Mass migrations also became a hallmark of the era. Vandals and Goths moved into areas that before were part of Rome. Spain and North Africa became the new home of the Vandals.
The lack of a central authority also led to the division of the former empire into separate linguistic blocks. Because travel and trade were reduced, regional dialects and languages developed. This is why Romance languages such as Spanish and French evolved to be so different.
However, the biggest thing was the rise of the Catholic Church.
When the empire fell, the Church filled the vacuum left by the empire, at least in part.
The Church at the local level became the center of society and the focus of culture. It also created the structure upon which education and learning were based for centuries, mostly through monasteries.
So I think its safe to say that the material conditions and the standard of living for many people within the former Roman empire probably did decrease after the empire fell.
But was this period intellectually backward? Was it a time of darkness?
This all assumes that before the fall of Rome that it wasn’t a time of intellectual darkness.
The fact is, Rome really wasn’t a hotbed of technical or philosophical innovation. Yes, Greece and Rome had philosophers and there were several philosophical schools that came out of the classical period.
However, during the Middle Ages, philosophy mostly got channeled into theology. People were still considering the same big questions about how to live a good life, but it was being done through a Christian lens instead of a Pagan one.
With respect to technology and science, the Romans really did very little. They were great engineers to be sure, and so much of what they built survives to this day. Beyond Roman concrete, the discovery of which was really an accident, there wasn’t much that was innovative. The aqueduct, the arch all came from other cultures, even if the Romans did implement them better.
The middle ages did see some advancements, including the greater use of windmills for grain processing, improvements in sailing, the horse collar, and the heavy plow.
Moreover, there were several minor renaissances that most people overlook. After the rise of King Charlemagne, an event that historians call the Carolingian Renaissance took place in the 8th and 9th centuries. This was a revival in literature, art, and architecture.
Even the Vandal Kings encouraged literature and funded architectural projects.
Likewise, if you want to compare architecture with the Romans, I think you can pit the great Romanesque cathedrals of the Dark Ages against anything built by the Romans.
There is one other thing I have to address because it always comes up in any discussion about the dark ages: Islam.
One common reply to the idea of if there was a dark age is that it was only dark in Europe. In the Islamic Caliphate, it was their golden age.
I would say that this is partially true.
Progress in science and mathematics certainly did advance faster under Islam during this period. This wasn’t so much that it was suppressed in Europe, but rather the Caliphate had more money to spend to sponsor these academic pursuits.

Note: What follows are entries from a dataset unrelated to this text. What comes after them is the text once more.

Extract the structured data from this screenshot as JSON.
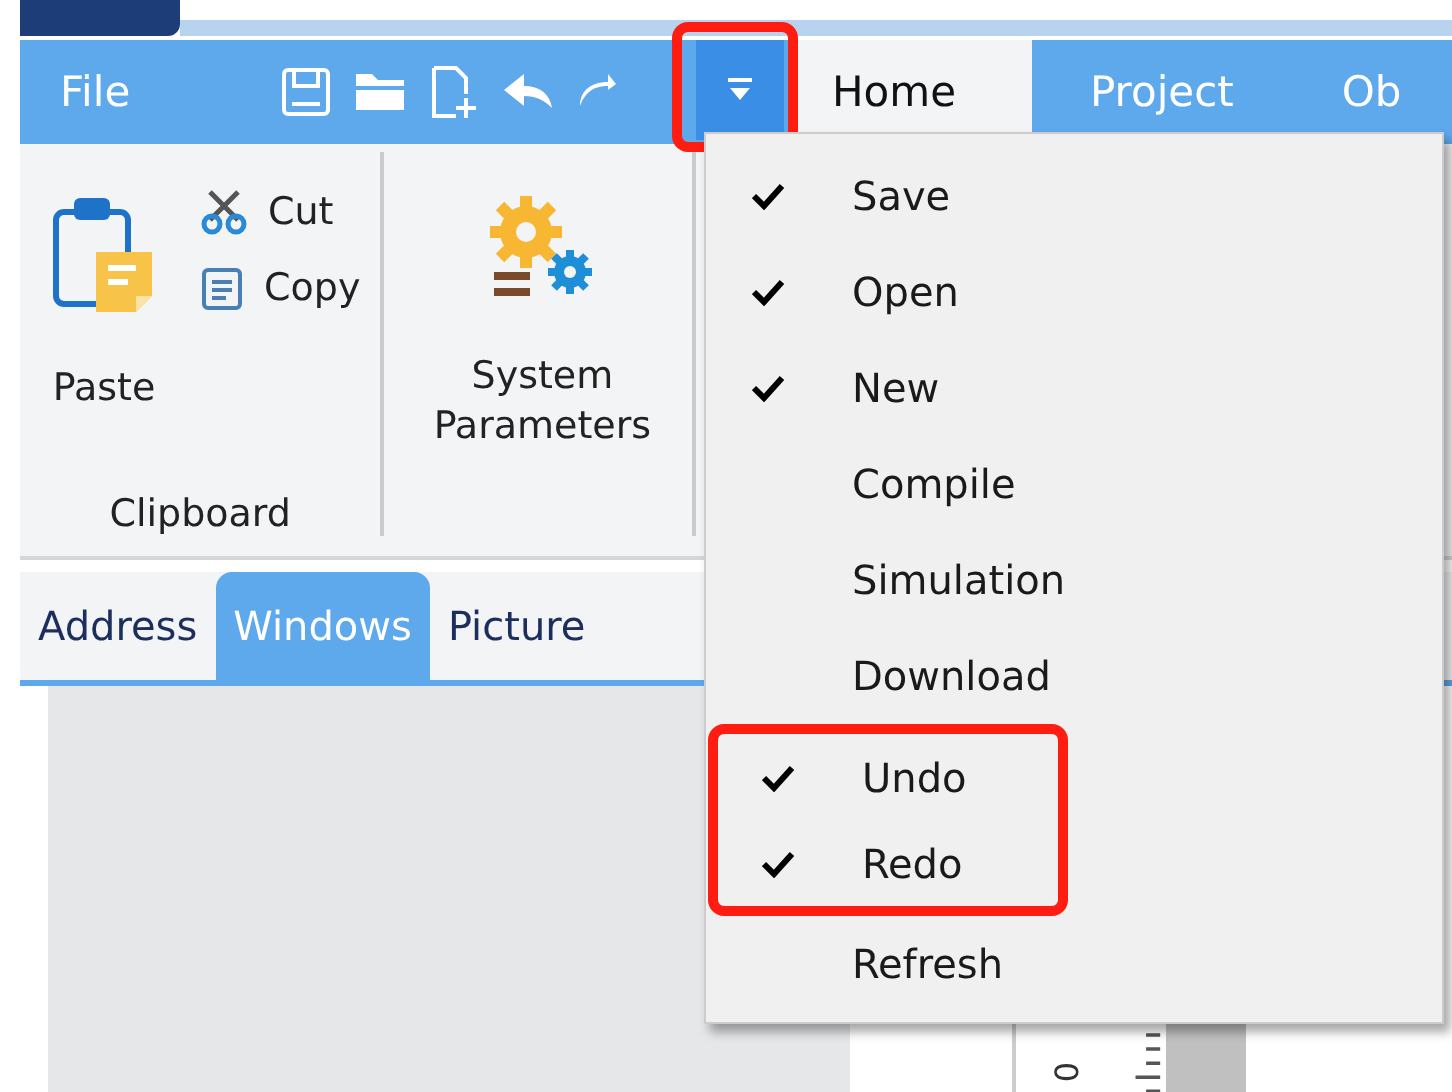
{
  "ribbon": {
    "file_tab": "File",
    "quick_access": [
      {
        "kind": "save"
      },
      {
        "kind": "open"
      },
      {
        "kind": "new"
      },
      {
        "kind": "undo"
      },
      {
        "kind": "redo"
      }
    ],
    "menu_button": {
      "selected": true,
      "highlighted": true
    },
    "tabs": [
      {
        "label": "Home",
        "selected": true
      },
      {
        "label": "Project",
        "selected": false
      },
      {
        "label": "Ob",
        "selected": false
      }
    ],
    "groups": [
      {
        "name": "Clipboard",
        "large": {
          "label": "Paste",
          "kind": "paste"
        },
        "small": [
          {
            "label": "Cut",
            "kind": "cut"
          },
          {
            "label": "Copy",
            "kind": "copy"
          }
        ]
      },
      {
        "large": {
          "label": "System Parameters",
          "kind": "gears"
        }
      }
    ]
  },
  "panel_tabs": [
    {
      "label": "Address",
      "selected": false
    },
    {
      "label": "Windows",
      "selected": true
    },
    {
      "label": "Picture",
      "selected": false
    }
  ],
  "ruler": {
    "label": "0"
  },
  "quick_access_menu": [
    {
      "label": "Save",
      "checked": true,
      "highlighted": false
    },
    {
      "label": "Open",
      "checked": true,
      "highlighted": false
    },
    {
      "label": "New",
      "checked": true,
      "highlighted": false
    },
    {
      "label": "Compile",
      "checked": false,
      "highlighted": false
    },
    {
      "label": "Simulation",
      "checked": false,
      "highlighted": false
    },
    {
      "label": "Download",
      "checked": false,
      "highlighted": false
    },
    {
      "label": "Undo",
      "checked": true,
      "highlighted": true
    },
    {
      "label": "Redo",
      "checked": true,
      "highlighted": true
    },
    {
      "label": "Refresh",
      "checked": false,
      "highlighted": false
    }
  ]
}
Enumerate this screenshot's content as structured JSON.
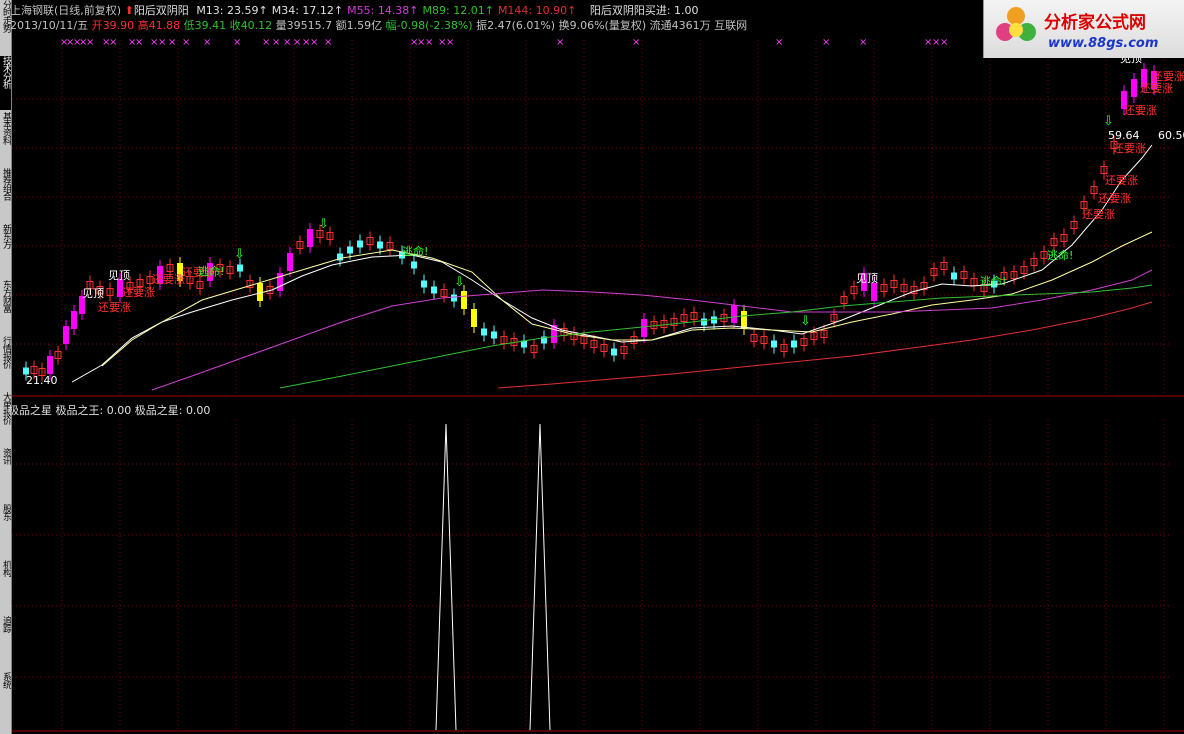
{
  "sidebar": {
    "tabs": [
      {
        "label": "分时走势",
        "active": false
      },
      {
        "label": "技术分析",
        "active": true
      },
      {
        "label": "基本资料",
        "active": false
      },
      {
        "label": "推荐组合",
        "active": false
      },
      {
        "label": "新东方",
        "active": false
      },
      {
        "label": "东方财富",
        "active": false
      },
      {
        "label": "行情报价",
        "active": false
      },
      {
        "label": "大单报价",
        "active": false
      },
      {
        "label": "资讯",
        "active": false
      },
      {
        "label": "股东",
        "active": false
      },
      {
        "label": "机构",
        "active": false
      },
      {
        "label": "追踪",
        "active": false
      },
      {
        "label": "系统",
        "active": false
      }
    ]
  },
  "header": {
    "stock_name": "上海钢联",
    "period": "(日线,前复权)",
    "indicator_name": "阳后双阴阳",
    "ma": [
      {
        "label": "M13:",
        "value": "23.59",
        "color": "#e0e0e0"
      },
      {
        "label": "M34:",
        "value": "17.12",
        "color": "#e0e0e0"
      },
      {
        "label": "M55:",
        "value": "14.38",
        "color": "#d040d0"
      },
      {
        "label": "M89:",
        "value": "12.01",
        "color": "#30c030"
      },
      {
        "label": "M144:",
        "value": "10.90",
        "color": "#e03030"
      }
    ],
    "signal_text": "阳后双阴阳买进: 1.00",
    "date": "2013/10/11/五",
    "open": "开39.90",
    "high": "高41.88",
    "low": "低39.41",
    "close": "收40.12",
    "volume": "量39515.7",
    "amount": "额1.59亿",
    "change": "幅-0.98(-2.38%)",
    "amplitude": "振2.47(6.01%)",
    "turnover": "换9.06%(量复权)",
    "float": "流通4361万",
    "industry": "互联网"
  },
  "logo": {
    "title": "分析家公式网",
    "url": "www.88gs.com"
  },
  "chart_annotations": {
    "see_top": "见顶",
    "still_rise": "还要涨",
    "escape": "逃命!",
    "low_price": "21.40",
    "high_price": "59.64",
    "high_price2": "60.50",
    "see_top_top": "见顶"
  },
  "lower_panel": {
    "title": "极品之星",
    "king_label": "极品之王:",
    "king_value": "0.00",
    "star_label": "极品之星:",
    "star_value": "0.00"
  },
  "colors": {
    "up": "#ff3030",
    "down": "#54ffff",
    "magenta": "#ff00ff",
    "yellow": "#ffff00",
    "ma13": "#ffffff",
    "ma34": "#ffffa0",
    "ma55": "#d040d0",
    "ma89": "#30c030",
    "ma144": "#e03030",
    "grid": "#800000"
  }
}
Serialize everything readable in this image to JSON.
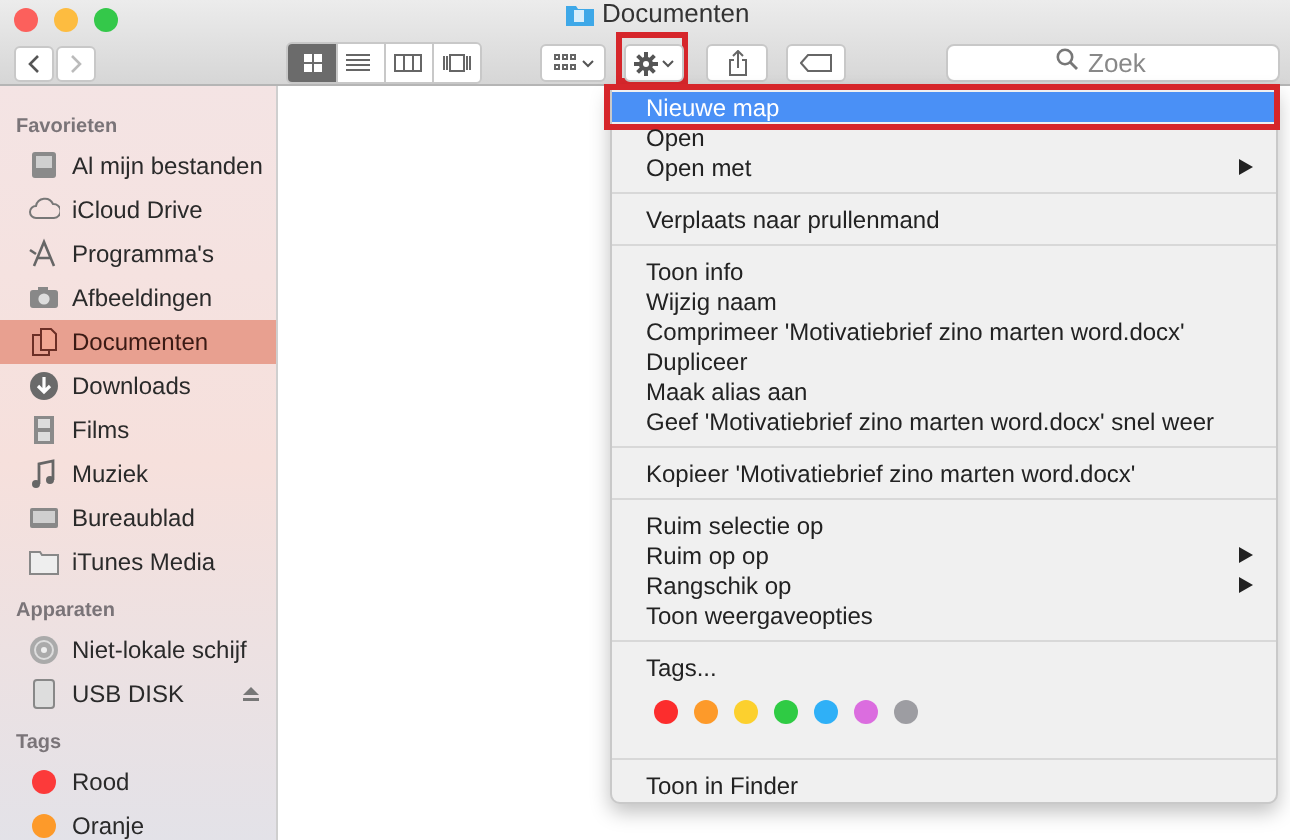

The Caliphate had the same benefits that the Roman empire had. A large single trading market, a rather large mass of land with no internal strife, and a common language in Arabic.
Also, the Caliphate brought in scholars from all over, not just from Islamic-controlled lands, and they were able to do that with power and money.
So, I think it’s pretty clear that there wasn’t in fact a dark age in Europe. The idea of a dark age comes from a collapse in trade and government after the fall of the Roman empire, which did exist, and over romanticizing the classical world by later European scholars.
While the Islamic world did advance further during this period, that doesn’t mean that Europe regressed during this period.
So instead of calling it the Dark Ages, we can probably just stick to the Middle Ages.